Assigned task |
From the entries below, copy out every line with "name" in it.

───── Data for this exercise

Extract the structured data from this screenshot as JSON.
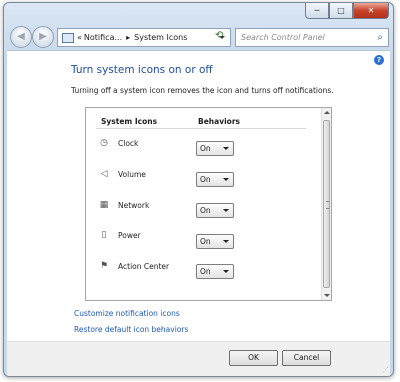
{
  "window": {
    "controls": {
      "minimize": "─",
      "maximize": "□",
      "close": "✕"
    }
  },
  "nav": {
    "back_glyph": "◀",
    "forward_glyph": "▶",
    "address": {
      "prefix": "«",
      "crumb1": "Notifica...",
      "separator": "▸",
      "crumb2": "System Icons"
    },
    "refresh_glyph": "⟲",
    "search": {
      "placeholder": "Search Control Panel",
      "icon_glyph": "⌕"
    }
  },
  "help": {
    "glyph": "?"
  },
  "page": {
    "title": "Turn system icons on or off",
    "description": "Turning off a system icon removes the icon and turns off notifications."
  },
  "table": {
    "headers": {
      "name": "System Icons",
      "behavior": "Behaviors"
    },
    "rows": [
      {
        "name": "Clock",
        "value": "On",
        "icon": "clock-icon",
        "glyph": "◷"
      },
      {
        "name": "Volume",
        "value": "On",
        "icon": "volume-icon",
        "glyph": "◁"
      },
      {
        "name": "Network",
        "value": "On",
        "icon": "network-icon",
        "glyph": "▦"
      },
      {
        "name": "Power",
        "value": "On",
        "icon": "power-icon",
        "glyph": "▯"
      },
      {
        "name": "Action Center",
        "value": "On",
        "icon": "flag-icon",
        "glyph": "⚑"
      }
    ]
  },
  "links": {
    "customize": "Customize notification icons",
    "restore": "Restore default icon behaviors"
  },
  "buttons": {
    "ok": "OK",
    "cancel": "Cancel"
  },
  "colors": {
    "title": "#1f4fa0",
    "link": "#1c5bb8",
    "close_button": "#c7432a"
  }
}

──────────

Answer box |
      "name": "System Icons",
        "name": "Clock",
        "name": "Volume",
        "name": "Network",
        "name": "Power",
        "name": "Action Center",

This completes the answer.